▶ **Records shown**:
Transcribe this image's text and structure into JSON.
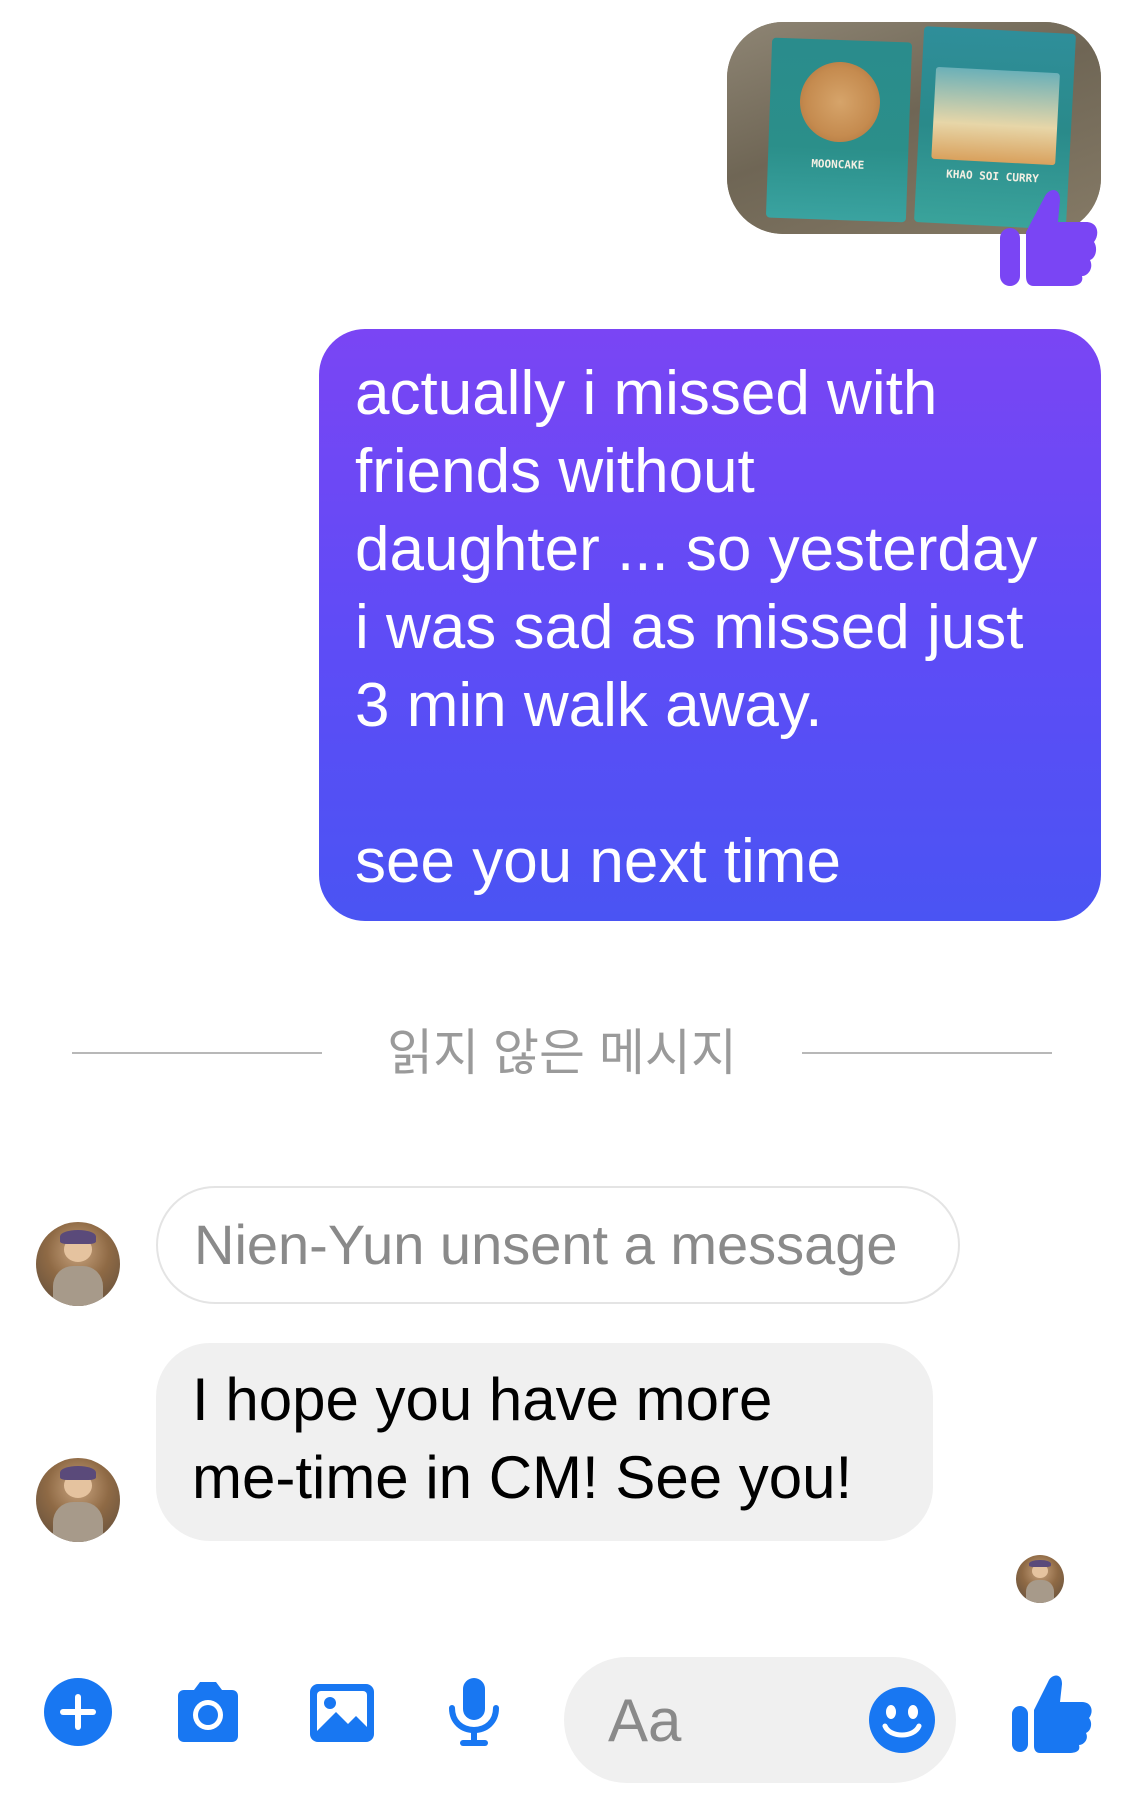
{
  "colors": {
    "accent": "#1877f2",
    "outgoing_gradient_top": "#7a45f4",
    "outgoing_gradient_bottom": "#4a54f3",
    "incoming_bubble": "#f0f0f0",
    "reaction": "#7a45f4"
  },
  "messages": {
    "outgoing_photo": {
      "icon": "photo-attachment",
      "package_left_label": "MOONCAKE",
      "package_right_label": "KHAO SOI CURRY",
      "reaction_icon": "thumbs-up-icon"
    },
    "outgoing_text": "actually i missed with\nfriends without\ndaughter ... so yesterday\ni was sad as missed just\n3 min walk away.\n\nsee you next time",
    "unread_divider": "읽지 않은 메시지",
    "unsent_notice": "Nien-Yun unsent a message",
    "incoming_text": "I hope you have more\nme-time in CM! See you!"
  },
  "composer": {
    "placeholder": "Aa",
    "icons": [
      "plus-icon",
      "camera-icon",
      "photo-icon",
      "microphone-icon",
      "emoji-icon",
      "thumbs-up-icon"
    ]
  }
}
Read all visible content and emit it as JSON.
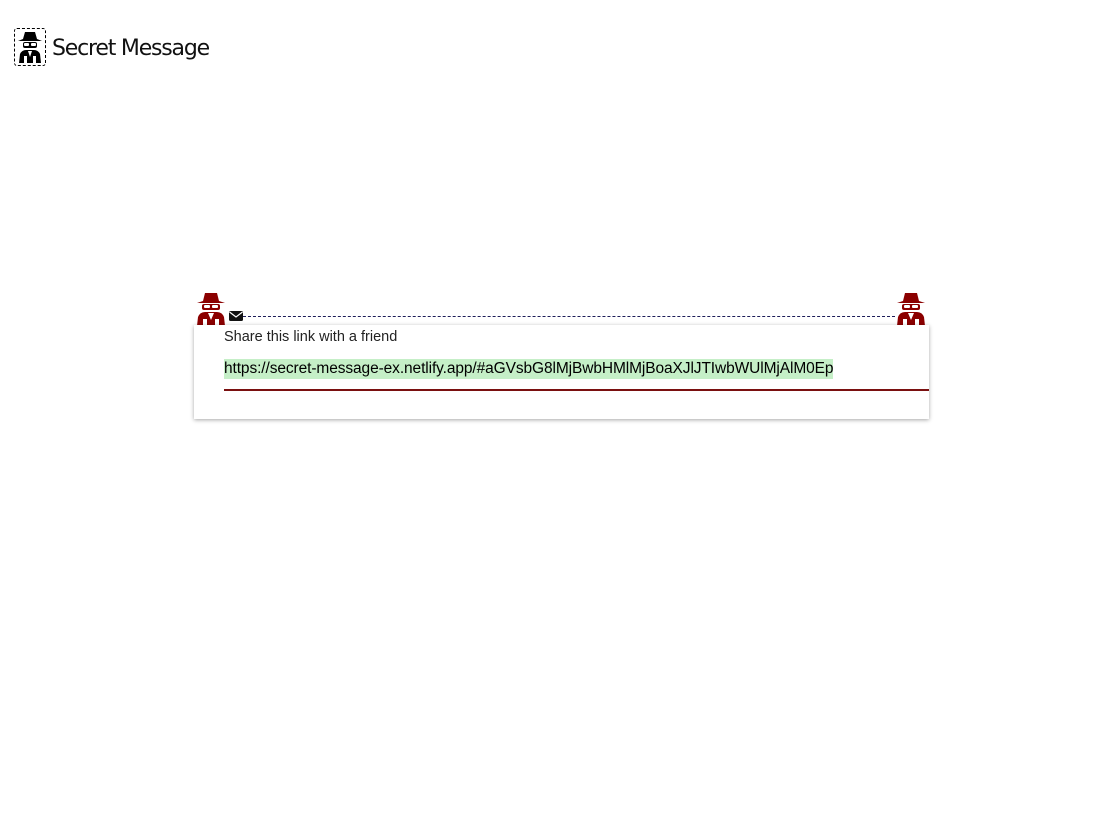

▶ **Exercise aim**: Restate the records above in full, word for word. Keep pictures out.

▶ **Your solution**:
Transcribe this image's text and structure into JSON.
{
  "colors": {
    "accent": "#1877f2",
    "outgoing_gradient_top": "#7a45f4",
    "outgoing_gradient_bottom": "#4a54f3",
    "incoming_bubble": "#f0f0f0",
    "reaction": "#7a45f4"
  },
  "messages": {
    "outgoing_photo": {
      "icon": "photo-attachment",
      "package_left_label": "MOONCAKE",
      "package_right_label": "KHAO SOI CURRY",
      "reaction_icon": "thumbs-up-icon"
    },
    "outgoing_text": "actually i missed with\nfriends without\ndaughter ... so yesterday\ni was sad as missed just\n3 min walk away.\n\nsee you next time",
    "unread_divider": "읽지 않은 메시지",
    "unsent_notice": "Nien-Yun unsent a message",
    "incoming_text": "I hope you have more\nme-time in CM! See you!"
  },
  "composer": {
    "placeholder": "Aa",
    "icons": [
      "plus-icon",
      "camera-icon",
      "photo-icon",
      "microphone-icon",
      "emoji-icon",
      "thumbs-up-icon"
    ]
  }
}
Read all visible content and emit it as JSON.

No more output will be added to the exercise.